Wait, I’m here to study?

Posted on October 4th, 2010 by

Now, I know a very good reason to study abroad is to simply get the cultural experience and do something you’ll never have a chance to ever do again in your life. For me, that was just one small reason to study abroad. The main overlying factor that influenced my decision was the all the knowledge i’d gain in the art world. Basically, I came here acadmically (although it may not seem like it so far from my blogs). With that, I was really excited for classes to start and the experience I have been looking forward to to finally begin!

As I signed up for classes last May, with the help of Bruce, I strategically chose classes I felt like I’d learn more about by taking them in Italy, or ones not offered at Gustavus. After much deliberation I ended up choosing Intro to Pastels, Basic Printmaking, Intermediate Analytical figure and Object drawing, Art History 101 and (had to take this…) Italian. As the first week of classes drew closer, the more excited I became.

The first week of classes was very similar to classes back in the states. Each class was a new syllabus added to the list and basically the professor ranting about what was to come in the semester. However, one class stuck out from the rest as both terrifying and exhilarating: Intermediate fig. and obj. drawing! It was my last class of the week, and I was (to begin) the most excited for this particular course. I’ve never studied the human body from a physical point of view (oh I know all about the digestive system and the makeup of macromolecules and such…). Therefor I went into the first session of this class with a positive mindset. We all sat down and the professor handed out the usual form where we list our past classes/experience, our inspiration, and mediums of choice.

After filling the forms out and handing them back in, something I never expected happened. She calmly explained that we would be taking an “entrance exam.” To quote my professor, “you have 1 hour and 15 minutes to draw that still life. I have provided you with an easel, paper, and either pencil or charcoal, whichever you prefer. After the time is up, you will present to me your composition and we will discuss whether this class if for you or above you. Good luck, time begins.” Needless to say we were all speechless! I had never encountered an “entrance exam” to prove our worthiness to take the course! haha however, I was simultaneously excited. This was my chance to prove that Florence was the right choice.

So I began. Of course I chose charcoal (only losers voluntarily choose graphite) and began. After the hour and 15 minutes were up she called us up individually and alphabetically to talk to her. Some kids’ meetings took 5 minutes and included phrases from our prof such as “what was your experience again?” or “are you sure you want to take this class?” It was rather intimidating. However, when my name was finally called, I handed her my drawing, she looked an it and said “oh honey, I already saw your’s. Go sit down!” Literally my most proud moment ever! So, I took heed to her word and sat down happier then ever :)

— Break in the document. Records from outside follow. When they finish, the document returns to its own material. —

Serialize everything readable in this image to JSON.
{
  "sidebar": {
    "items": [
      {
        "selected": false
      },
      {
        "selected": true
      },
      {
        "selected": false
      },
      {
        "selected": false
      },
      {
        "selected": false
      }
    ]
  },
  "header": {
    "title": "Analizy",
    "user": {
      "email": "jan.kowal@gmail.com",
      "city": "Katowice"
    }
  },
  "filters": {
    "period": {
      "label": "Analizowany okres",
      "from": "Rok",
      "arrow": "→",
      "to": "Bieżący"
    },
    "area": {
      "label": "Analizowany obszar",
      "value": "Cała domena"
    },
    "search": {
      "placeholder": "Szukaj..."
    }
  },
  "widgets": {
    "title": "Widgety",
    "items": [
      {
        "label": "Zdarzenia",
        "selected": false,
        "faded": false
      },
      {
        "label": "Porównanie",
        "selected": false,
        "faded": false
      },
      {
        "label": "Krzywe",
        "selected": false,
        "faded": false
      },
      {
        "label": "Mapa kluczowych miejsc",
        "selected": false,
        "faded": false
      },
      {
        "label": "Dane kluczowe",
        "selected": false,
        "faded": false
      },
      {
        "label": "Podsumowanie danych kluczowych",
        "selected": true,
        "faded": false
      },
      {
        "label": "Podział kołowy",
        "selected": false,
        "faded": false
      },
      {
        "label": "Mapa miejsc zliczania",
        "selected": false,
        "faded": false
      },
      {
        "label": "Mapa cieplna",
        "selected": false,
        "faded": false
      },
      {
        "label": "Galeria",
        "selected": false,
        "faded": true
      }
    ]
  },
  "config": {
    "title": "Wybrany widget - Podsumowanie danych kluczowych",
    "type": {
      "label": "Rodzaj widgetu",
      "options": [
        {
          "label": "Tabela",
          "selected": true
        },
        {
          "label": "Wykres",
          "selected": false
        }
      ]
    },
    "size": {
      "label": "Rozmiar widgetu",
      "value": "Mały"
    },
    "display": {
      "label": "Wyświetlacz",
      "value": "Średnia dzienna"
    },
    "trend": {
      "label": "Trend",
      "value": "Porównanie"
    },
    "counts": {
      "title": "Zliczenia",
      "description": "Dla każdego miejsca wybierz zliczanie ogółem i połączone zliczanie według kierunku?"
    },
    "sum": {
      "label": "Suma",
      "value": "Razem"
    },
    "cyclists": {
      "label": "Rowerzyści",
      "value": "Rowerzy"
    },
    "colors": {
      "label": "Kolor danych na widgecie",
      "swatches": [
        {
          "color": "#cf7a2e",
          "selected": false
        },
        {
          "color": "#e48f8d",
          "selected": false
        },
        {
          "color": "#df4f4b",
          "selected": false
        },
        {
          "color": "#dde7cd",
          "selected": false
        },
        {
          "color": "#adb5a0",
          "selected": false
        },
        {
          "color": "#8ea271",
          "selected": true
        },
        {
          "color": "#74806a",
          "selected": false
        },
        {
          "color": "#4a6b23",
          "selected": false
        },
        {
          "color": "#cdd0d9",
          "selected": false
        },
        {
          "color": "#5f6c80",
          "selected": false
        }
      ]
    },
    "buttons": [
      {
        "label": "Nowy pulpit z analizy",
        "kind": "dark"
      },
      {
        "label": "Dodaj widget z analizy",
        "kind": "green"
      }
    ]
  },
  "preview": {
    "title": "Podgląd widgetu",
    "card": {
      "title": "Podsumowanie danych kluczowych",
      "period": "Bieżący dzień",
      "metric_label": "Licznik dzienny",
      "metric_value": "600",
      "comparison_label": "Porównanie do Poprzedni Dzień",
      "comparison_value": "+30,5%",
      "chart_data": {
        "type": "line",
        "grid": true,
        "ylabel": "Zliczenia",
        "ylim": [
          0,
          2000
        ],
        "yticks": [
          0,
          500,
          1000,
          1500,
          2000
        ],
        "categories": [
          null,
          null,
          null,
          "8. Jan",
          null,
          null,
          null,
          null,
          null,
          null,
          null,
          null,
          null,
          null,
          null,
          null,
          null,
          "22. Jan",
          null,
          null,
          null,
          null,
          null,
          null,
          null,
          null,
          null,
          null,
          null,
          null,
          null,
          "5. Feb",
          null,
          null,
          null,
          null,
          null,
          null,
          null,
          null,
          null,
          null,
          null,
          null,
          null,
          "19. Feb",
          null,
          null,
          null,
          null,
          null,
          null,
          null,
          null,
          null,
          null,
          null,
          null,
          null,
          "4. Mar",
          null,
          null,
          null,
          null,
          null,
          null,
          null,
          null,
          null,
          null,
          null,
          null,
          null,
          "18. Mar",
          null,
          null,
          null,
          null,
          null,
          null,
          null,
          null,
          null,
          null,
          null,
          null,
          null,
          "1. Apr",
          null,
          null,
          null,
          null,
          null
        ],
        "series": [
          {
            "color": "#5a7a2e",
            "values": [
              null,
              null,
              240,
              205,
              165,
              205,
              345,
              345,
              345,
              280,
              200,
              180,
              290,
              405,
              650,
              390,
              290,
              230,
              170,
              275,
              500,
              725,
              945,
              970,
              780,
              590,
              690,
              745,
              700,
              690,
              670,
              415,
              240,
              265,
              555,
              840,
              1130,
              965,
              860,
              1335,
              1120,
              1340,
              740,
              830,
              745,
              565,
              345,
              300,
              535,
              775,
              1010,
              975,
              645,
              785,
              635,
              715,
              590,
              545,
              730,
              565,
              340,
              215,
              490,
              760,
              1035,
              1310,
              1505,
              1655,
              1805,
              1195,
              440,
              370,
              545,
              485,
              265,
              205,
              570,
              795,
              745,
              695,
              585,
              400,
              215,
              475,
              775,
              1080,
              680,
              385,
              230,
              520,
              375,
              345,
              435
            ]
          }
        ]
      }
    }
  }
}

After the first week of classes (which ended on quite the high note!) things began to definitely look up. Pastels (my least favorite class so far), consists of an elementary still life class in which we use a intuitive/layering approach to pastels. Basically we draw what we see rashly in monotones and then add layers slowly. It’s monotonous, messy, and NOT accurate. However, it’s outside of my comfort zone, and I have created a few drawings I’m proud of. I’m super interested to see where this class takes me.

As for printmaking, things are a bit better than pastels. Lucy, our professor, is super understanding but somehow pushes all of us to our limit. Our first print utilizes the woodblock technique. Basically you carve into wood and anything carved shows up white and everything that was not carved transfers the ink and shows up solid black. Our next project will cover the etching technique and use of chemicals. My first woodblock is finished and I am pretty satisfied.

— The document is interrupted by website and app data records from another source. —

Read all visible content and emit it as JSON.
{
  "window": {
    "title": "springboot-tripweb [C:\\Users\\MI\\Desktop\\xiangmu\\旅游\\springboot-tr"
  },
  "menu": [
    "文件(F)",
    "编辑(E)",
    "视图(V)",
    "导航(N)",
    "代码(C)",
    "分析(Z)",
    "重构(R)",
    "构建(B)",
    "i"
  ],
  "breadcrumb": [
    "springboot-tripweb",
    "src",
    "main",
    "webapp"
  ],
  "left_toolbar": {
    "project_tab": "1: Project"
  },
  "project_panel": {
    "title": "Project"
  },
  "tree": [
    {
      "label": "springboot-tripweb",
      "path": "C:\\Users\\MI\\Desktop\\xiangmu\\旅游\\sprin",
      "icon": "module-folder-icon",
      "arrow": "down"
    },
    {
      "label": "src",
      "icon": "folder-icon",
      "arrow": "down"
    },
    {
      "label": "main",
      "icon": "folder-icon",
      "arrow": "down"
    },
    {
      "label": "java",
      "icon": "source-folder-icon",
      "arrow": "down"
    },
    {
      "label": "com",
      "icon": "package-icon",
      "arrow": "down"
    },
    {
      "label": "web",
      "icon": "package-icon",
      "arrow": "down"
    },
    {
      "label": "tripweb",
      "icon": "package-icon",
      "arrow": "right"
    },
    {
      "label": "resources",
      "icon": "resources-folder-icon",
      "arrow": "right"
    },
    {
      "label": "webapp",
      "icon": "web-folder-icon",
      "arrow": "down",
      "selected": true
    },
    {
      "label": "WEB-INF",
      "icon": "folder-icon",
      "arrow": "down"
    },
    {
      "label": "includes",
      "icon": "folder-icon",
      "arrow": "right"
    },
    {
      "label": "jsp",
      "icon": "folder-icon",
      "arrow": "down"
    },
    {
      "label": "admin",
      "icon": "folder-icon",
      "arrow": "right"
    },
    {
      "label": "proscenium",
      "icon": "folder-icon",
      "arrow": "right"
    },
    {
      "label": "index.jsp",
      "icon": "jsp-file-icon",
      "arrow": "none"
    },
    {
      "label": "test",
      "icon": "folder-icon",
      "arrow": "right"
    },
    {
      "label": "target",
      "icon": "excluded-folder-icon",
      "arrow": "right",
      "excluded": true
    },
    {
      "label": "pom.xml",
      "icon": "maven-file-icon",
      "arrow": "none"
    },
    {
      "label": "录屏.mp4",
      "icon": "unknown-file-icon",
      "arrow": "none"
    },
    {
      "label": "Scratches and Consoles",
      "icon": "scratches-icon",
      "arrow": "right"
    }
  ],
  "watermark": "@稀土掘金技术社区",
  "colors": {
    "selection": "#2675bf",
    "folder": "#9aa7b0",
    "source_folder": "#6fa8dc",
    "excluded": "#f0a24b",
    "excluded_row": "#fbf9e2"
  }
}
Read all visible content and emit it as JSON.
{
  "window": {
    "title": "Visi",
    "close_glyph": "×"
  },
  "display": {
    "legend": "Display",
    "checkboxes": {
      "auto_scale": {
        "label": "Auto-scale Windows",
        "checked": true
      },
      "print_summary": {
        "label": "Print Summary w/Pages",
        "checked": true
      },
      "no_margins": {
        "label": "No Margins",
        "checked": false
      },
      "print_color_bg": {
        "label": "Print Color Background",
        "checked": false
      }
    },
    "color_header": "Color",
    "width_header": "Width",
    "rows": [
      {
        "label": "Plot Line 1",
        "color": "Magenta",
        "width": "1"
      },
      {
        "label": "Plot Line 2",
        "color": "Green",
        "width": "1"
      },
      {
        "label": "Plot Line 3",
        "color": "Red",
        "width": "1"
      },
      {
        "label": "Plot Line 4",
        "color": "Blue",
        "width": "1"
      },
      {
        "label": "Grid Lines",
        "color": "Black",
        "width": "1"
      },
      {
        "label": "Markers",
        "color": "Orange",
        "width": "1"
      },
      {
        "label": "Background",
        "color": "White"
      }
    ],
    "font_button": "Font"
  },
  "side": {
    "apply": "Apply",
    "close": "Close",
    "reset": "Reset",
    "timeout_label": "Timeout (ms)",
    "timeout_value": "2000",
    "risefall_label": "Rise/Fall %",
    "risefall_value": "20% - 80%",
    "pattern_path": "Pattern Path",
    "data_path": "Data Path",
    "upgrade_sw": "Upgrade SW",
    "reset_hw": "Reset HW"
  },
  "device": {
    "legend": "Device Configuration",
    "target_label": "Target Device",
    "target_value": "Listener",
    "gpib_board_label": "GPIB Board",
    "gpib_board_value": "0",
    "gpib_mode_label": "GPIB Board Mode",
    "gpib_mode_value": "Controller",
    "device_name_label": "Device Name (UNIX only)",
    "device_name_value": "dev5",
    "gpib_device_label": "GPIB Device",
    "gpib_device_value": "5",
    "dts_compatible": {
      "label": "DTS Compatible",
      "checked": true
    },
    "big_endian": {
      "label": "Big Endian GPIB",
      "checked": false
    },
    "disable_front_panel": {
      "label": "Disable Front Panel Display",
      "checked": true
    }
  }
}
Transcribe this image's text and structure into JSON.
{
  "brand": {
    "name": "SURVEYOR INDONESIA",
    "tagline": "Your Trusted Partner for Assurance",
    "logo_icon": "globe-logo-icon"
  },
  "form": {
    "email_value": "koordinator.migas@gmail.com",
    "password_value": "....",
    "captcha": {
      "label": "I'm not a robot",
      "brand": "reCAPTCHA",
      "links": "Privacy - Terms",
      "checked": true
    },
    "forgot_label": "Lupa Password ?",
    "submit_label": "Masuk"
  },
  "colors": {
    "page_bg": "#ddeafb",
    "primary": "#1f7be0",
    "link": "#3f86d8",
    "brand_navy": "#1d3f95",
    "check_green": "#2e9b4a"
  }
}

Drawing is continuing to be my favorite class. We have had a different model both weeks thus far in which we spend the 2 hours sketching her face. The point of the lessons was proportions and basically recreating her face. I have noticed definite progress in all of mine and my classmates’ work! Our prof knows what she is doing for sure! Next week we will have our first nude model in. I am quite anxious for this lesson! Gustavus has neither the budget nor resources to have nude models, so this is definitely something I’ve looked forward to!

Art history is boring, but I expected that. My prof for the class is fine, but she can drag on. I do enjoy the subject, but a 2 1/2 hour lecture can (by default) drag on. However, this next week we’re taking our first of 6 field trips to a museum in Florence! I am very excited for the change of pace and firmly believe this will change the direction of this class. As for Italian, I am slowly learning the essentials of the language. Spanish definitely helps. Actually, if you know how to do conjugations in any language, you are already 5 steps ahead of someone who only knows English. My prof for the class is super bubbly and passionate about Italian, which helps a ton.

Overall, classes are amazing and I could not be any happier! I am drawing, sketching, etching, and loving every second of it! Best. Semester. Ever.

 


2 Comments

  1. jill Fischer, CICE says:

    Hi Sam, great post. I LOVE reading about your classes and how much you are (generally) enjoying them – and great story about the figure drawing class! I guess you made the right choice indeed!!

  2. Jim Bernhardt says:

    A very interesting post! Does being in Florence make a difference in terms of your classes? I understand that the art history class could be very special because you are in Florence. But does it make a difference for the classes where you produce your own work?